Present each line of the entries below that holds the word "JSON".

## Input material:

──────

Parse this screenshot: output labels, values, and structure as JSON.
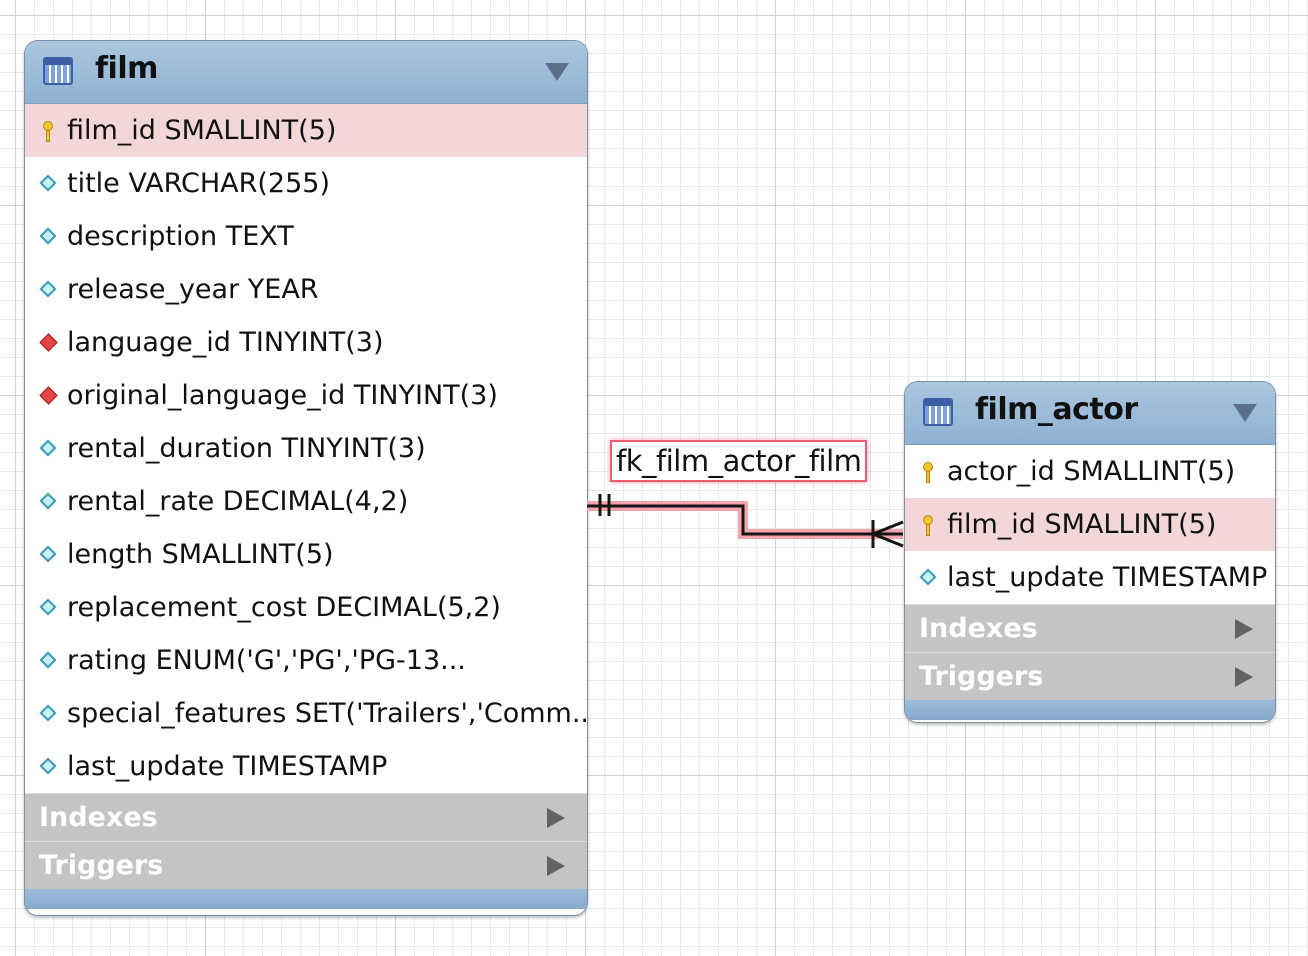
{
  "tables": {
    "film": {
      "name": "film",
      "columns": [
        {
          "text": "film_id SMALLINT(5)",
          "icon": "primary-key-icon"
        },
        {
          "text": "title VARCHAR(255)",
          "icon": "column-icon"
        },
        {
          "text": "description TEXT",
          "icon": "column-icon"
        },
        {
          "text": "release_year YEAR",
          "icon": "column-icon"
        },
        {
          "text": "language_id TINYINT(3)",
          "icon": "foreign-key-icon"
        },
        {
          "text": "original_language_id TINYINT(3)",
          "icon": "foreign-key-icon"
        },
        {
          "text": "rental_duration TINYINT(3)",
          "icon": "column-icon"
        },
        {
          "text": "rental_rate DECIMAL(4,2)",
          "icon": "column-icon"
        },
        {
          "text": "length SMALLINT(5)",
          "icon": "column-icon"
        },
        {
          "text": "replacement_cost DECIMAL(5,2)",
          "icon": "column-icon"
        },
        {
          "text": "rating ENUM('G','PG','PG-13...",
          "icon": "column-icon"
        },
        {
          "text": "special_features SET('Trailers','Comm...",
          "icon": "column-icon"
        },
        {
          "text": "last_update TIMESTAMP",
          "icon": "column-icon"
        }
      ],
      "indexes_label": "Indexes",
      "triggers_label": "Triggers"
    },
    "film_actor": {
      "name": "film_actor",
      "columns": [
        {
          "text": "actor_id SMALLINT(5)",
          "icon": "primary-key-icon"
        },
        {
          "text": "film_id SMALLINT(5)",
          "icon": "primary-key-icon"
        },
        {
          "text": "last_update TIMESTAMP",
          "icon": "column-icon"
        }
      ],
      "indexes_label": "Indexes",
      "triggers_label": "Triggers"
    }
  },
  "relationship": {
    "label": "fk_film_actor_film",
    "from": "film.film_id",
    "to": "film_actor.film_id",
    "cardinality": "one-to-many",
    "highlight_color": "#ef5b6f"
  },
  "colors": {
    "header": "#9ab9d8",
    "highlight_row": "#f2d6d8",
    "section": "#c4c4c4"
  }
}
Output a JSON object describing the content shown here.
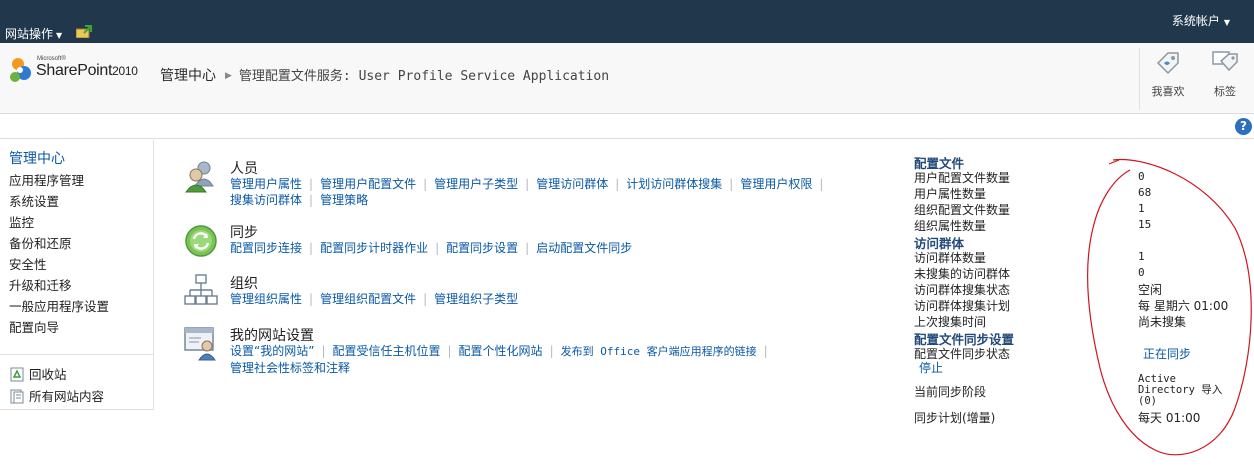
{
  "topbar": {
    "site_actions": "网站操作",
    "account": "系统帐户"
  },
  "ribbon": {
    "logo_microsoft": "Microsoft®",
    "logo_product": "SharePoint",
    "logo_version": "2010",
    "breadcrumb_root": "管理中心",
    "breadcrumb_page": "管理配置文件服务: User Profile Service Application",
    "like_label": "我喜欢",
    "tags_label": "标签"
  },
  "leftnav": {
    "title": "管理中心",
    "items": [
      "应用程序管理",
      "系统设置",
      "监控",
      "备份和还原",
      "安全性",
      "升级和迁移",
      "一般应用程序设置",
      "配置向导"
    ],
    "recycle_bin": "回收站",
    "all_content": "所有网站内容"
  },
  "groups": [
    {
      "title": "人员",
      "links": [
        "管理用户属性",
        "管理用户配置文件",
        "管理用户子类型",
        "管理访问群体",
        "计划访问群体搜集",
        "管理用户权限",
        "搜集访问群体",
        "管理策略"
      ]
    },
    {
      "title": "同步",
      "links": [
        "配置同步连接",
        "配置同步计时器作业",
        "配置同步设置",
        "启动配置文件同步"
      ]
    },
    {
      "title": "组织",
      "links": [
        "管理组织属性",
        "管理组织配置文件",
        "管理组织子类型"
      ]
    },
    {
      "title": "我的网站设置",
      "links": [
        "设置“我的网站”",
        "配置受信任主机位置",
        "配置个性化网站",
        "发布到 Office 客户端应用程序的链接",
        "管理社会性标签和注释"
      ]
    }
  ],
  "stats": {
    "profiles_header": "配置文件",
    "user_profile_count_label": "用户配置文件数量",
    "user_profile_count": "0",
    "user_property_count_label": "用户属性数量",
    "user_property_count": "68",
    "org_profile_count_label": "组织配置文件数量",
    "org_profile_count": "1",
    "org_property_count_label": "组织属性数量",
    "org_property_count": "15",
    "audiences_header": "访问群体",
    "audience_count_label": "访问群体数量",
    "audience_count": "1",
    "uncompiled_label": "未搜集的访问群体",
    "uncompiled": "0",
    "compile_status_label": "访问群体搜集状态",
    "compile_status": "空闲",
    "compile_schedule_label": "访问群体搜集计划",
    "compile_schedule": "每 星期六 01:00",
    "last_compile_label": "上次搜集时间",
    "last_compile": "尚未搜集",
    "sync_header": "配置文件同步设置",
    "sync_status_label": "配置文件同步状态",
    "sync_status": "正在同步",
    "stop_link": "停止",
    "sync_stage_label": "当前同步阶段",
    "sync_stage_line1": "Active",
    "sync_stage_line2": "Directory 导入",
    "sync_stage_line3": "(0)",
    "sync_schedule_label": "同步计划(增量)",
    "sync_schedule": "每天 01:00"
  },
  "colors": {
    "topbar": "#21374c",
    "link": "#0a59a6",
    "annotation": "#d0141e"
  }
}
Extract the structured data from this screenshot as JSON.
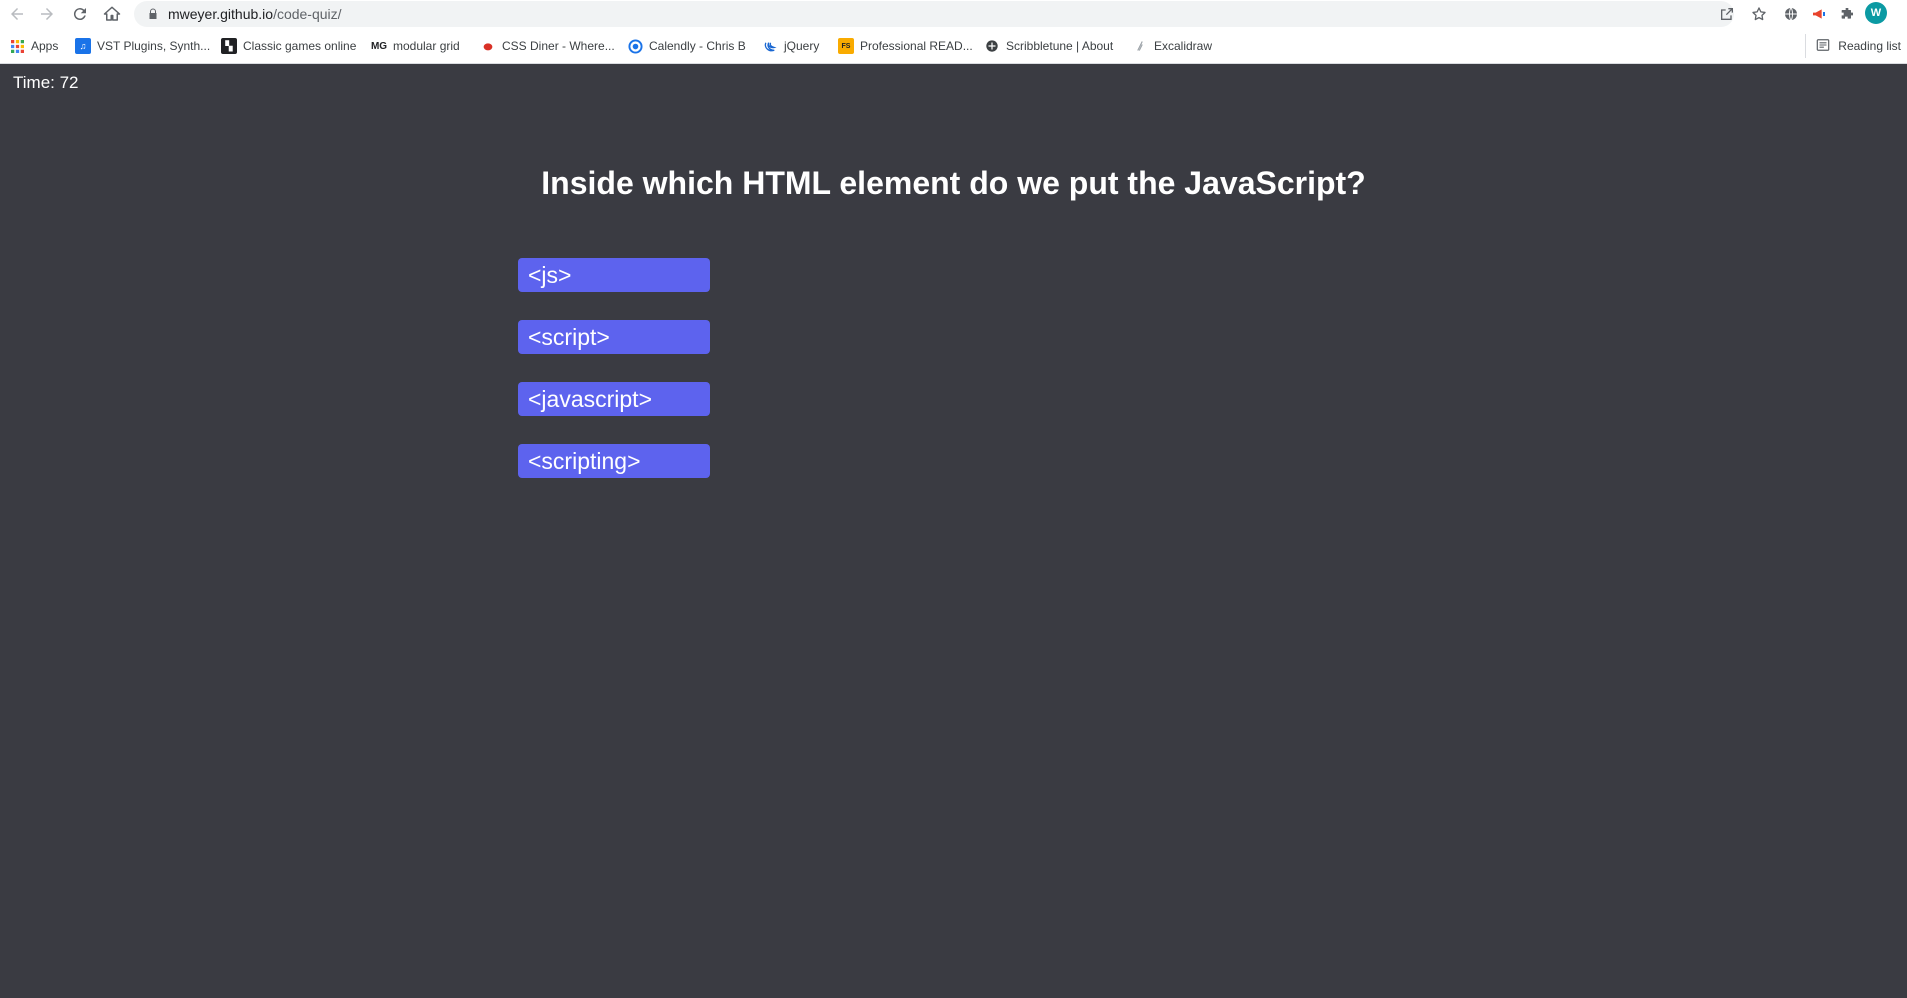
{
  "browser": {
    "url_host": "mweyer.github.io",
    "url_path": "/code-quiz/",
    "avatar_letter": "W",
    "bookmarks": [
      {
        "label": "Apps",
        "icon": "apps-grid-icon",
        "color": "#ea4335"
      },
      {
        "label": "VST Plugins, Synth...",
        "icon": "vst-favicon",
        "color": "#1a73e8"
      },
      {
        "label": "Classic games online",
        "icon": "games-favicon",
        "color": "#202124"
      },
      {
        "label": "modular grid",
        "icon": "mg-favicon",
        "color": "#202124"
      },
      {
        "label": "CSS Diner - Where...",
        "icon": "css-diner-favicon",
        "color": "#d93025"
      },
      {
        "label": "Calendly - Chris B",
        "icon": "calendly-favicon",
        "color": "#1a73e8"
      },
      {
        "label": "jQuery",
        "icon": "jquery-favicon",
        "color": "#1967d2"
      },
      {
        "label": "Professional READ...",
        "icon": "readme-favicon",
        "color": "#f9ab00"
      },
      {
        "label": "Scribbletune | About",
        "icon": "scribbletune-favicon",
        "color": "#3c4043"
      },
      {
        "label": "Excalidraw",
        "icon": "excalidraw-favicon",
        "color": "#9aa0a6"
      }
    ],
    "reading_list": "Reading list"
  },
  "quiz": {
    "timer": "Time: 72",
    "question": "Inside which HTML element do we put the JavaScript?",
    "answers": [
      "<js>",
      "<script>",
      "<javascript>",
      "<scripting>"
    ],
    "colors": {
      "background": "#3a3b42",
      "button": "#5d63ee",
      "text": "#ffffff"
    }
  }
}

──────

## Answer space:
Parse this screenshot: output labels, values, and structure as JSON.
Output a JSON object describing the content shown here.
Extract the structured data from this screenshot as JSON.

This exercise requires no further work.